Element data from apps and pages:
# # #
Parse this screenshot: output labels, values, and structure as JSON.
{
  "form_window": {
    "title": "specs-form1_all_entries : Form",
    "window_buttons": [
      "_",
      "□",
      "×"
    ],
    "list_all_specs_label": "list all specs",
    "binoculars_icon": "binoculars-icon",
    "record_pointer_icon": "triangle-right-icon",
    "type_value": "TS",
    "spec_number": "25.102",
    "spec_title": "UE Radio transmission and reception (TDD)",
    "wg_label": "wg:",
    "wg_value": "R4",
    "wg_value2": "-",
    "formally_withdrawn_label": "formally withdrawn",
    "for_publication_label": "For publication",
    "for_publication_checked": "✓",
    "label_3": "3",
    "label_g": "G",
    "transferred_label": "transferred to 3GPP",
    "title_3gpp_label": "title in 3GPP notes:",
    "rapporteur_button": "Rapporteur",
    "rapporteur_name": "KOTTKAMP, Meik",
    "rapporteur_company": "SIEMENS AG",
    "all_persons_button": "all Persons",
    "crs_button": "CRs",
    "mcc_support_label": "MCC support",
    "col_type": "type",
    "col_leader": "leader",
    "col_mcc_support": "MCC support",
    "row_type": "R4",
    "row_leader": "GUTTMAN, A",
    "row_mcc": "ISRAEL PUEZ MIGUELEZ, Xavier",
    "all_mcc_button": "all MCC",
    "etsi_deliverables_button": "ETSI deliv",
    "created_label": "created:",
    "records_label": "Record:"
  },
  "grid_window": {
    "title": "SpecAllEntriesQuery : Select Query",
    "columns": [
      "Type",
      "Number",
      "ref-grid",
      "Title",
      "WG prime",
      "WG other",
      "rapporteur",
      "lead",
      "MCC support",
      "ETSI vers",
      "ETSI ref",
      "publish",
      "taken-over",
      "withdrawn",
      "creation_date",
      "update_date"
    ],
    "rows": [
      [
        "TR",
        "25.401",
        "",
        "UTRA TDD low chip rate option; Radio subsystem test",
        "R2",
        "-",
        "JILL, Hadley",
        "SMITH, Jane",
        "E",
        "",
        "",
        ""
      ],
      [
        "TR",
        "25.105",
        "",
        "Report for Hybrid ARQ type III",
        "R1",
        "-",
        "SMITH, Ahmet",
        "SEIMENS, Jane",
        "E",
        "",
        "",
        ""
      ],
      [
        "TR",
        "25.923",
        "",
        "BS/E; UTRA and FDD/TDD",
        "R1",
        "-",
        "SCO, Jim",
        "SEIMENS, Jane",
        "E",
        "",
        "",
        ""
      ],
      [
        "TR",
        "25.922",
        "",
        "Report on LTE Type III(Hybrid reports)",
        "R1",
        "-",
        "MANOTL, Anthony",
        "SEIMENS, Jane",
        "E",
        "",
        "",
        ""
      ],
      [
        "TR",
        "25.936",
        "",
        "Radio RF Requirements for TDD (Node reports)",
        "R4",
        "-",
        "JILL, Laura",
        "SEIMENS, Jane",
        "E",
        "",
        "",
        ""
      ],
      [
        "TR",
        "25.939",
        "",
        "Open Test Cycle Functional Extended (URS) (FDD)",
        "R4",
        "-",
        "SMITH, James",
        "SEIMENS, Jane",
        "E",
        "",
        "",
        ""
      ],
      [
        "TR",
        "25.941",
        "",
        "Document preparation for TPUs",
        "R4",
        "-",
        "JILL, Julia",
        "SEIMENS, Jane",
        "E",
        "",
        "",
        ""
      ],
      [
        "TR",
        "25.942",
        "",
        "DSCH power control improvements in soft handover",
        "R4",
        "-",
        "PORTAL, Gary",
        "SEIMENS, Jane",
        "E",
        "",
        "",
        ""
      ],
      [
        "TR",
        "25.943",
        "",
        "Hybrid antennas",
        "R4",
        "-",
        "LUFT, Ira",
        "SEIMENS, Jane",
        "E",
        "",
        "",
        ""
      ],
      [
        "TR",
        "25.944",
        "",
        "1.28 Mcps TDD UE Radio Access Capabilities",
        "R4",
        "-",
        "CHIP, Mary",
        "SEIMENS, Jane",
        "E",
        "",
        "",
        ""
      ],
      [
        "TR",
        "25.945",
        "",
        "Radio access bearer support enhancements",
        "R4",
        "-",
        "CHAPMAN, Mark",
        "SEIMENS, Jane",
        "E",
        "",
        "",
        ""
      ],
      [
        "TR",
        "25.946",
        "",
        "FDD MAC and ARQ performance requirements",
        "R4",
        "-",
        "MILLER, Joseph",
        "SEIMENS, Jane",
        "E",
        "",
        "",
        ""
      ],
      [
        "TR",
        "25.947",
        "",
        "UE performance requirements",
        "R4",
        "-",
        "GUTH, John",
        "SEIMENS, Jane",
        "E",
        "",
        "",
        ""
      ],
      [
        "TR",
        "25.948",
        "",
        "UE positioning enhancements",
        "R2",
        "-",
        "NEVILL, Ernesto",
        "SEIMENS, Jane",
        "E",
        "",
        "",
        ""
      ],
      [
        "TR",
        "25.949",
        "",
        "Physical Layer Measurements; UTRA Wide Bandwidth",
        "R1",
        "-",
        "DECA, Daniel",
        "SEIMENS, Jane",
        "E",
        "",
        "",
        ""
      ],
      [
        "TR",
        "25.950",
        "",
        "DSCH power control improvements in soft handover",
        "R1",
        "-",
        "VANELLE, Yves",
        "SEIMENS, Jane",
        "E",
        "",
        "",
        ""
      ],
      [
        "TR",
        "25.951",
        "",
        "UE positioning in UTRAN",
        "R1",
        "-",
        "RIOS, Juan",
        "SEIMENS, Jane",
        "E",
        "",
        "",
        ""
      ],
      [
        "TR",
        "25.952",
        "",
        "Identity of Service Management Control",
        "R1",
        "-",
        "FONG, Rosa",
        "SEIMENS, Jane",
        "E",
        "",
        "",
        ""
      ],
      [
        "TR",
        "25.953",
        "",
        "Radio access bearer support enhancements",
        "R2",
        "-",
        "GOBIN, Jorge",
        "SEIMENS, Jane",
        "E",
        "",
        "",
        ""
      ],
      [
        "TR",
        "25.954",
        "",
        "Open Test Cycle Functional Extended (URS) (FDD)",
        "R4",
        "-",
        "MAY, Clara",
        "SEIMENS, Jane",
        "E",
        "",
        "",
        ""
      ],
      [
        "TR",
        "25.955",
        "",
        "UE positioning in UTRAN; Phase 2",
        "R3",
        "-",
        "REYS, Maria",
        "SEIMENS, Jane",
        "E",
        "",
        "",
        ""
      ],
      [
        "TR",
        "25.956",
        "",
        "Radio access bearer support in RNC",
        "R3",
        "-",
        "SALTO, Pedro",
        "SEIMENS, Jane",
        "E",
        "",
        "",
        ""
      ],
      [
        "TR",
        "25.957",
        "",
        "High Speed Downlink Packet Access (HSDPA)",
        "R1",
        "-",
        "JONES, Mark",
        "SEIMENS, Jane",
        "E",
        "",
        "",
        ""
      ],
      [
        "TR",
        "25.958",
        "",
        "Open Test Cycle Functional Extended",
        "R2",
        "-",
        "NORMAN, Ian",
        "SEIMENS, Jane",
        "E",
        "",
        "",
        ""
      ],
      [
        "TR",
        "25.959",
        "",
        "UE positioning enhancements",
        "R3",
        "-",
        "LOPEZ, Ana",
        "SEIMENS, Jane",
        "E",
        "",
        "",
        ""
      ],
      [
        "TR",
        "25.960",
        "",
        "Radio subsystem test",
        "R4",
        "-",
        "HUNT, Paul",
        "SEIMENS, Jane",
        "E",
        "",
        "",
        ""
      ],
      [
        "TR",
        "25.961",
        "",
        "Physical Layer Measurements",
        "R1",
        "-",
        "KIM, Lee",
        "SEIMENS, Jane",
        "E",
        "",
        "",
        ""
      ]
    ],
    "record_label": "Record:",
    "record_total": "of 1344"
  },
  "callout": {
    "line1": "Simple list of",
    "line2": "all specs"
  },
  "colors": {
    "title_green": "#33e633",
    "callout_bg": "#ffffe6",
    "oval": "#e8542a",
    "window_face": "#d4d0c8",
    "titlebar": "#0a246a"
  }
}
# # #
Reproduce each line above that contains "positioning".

## Solution to this problem
        "UE positioning enhancements",
        "UE positioning in UTRAN",
        "UE positioning in UTRAN; Phase 2",
        "UE positioning enhancements",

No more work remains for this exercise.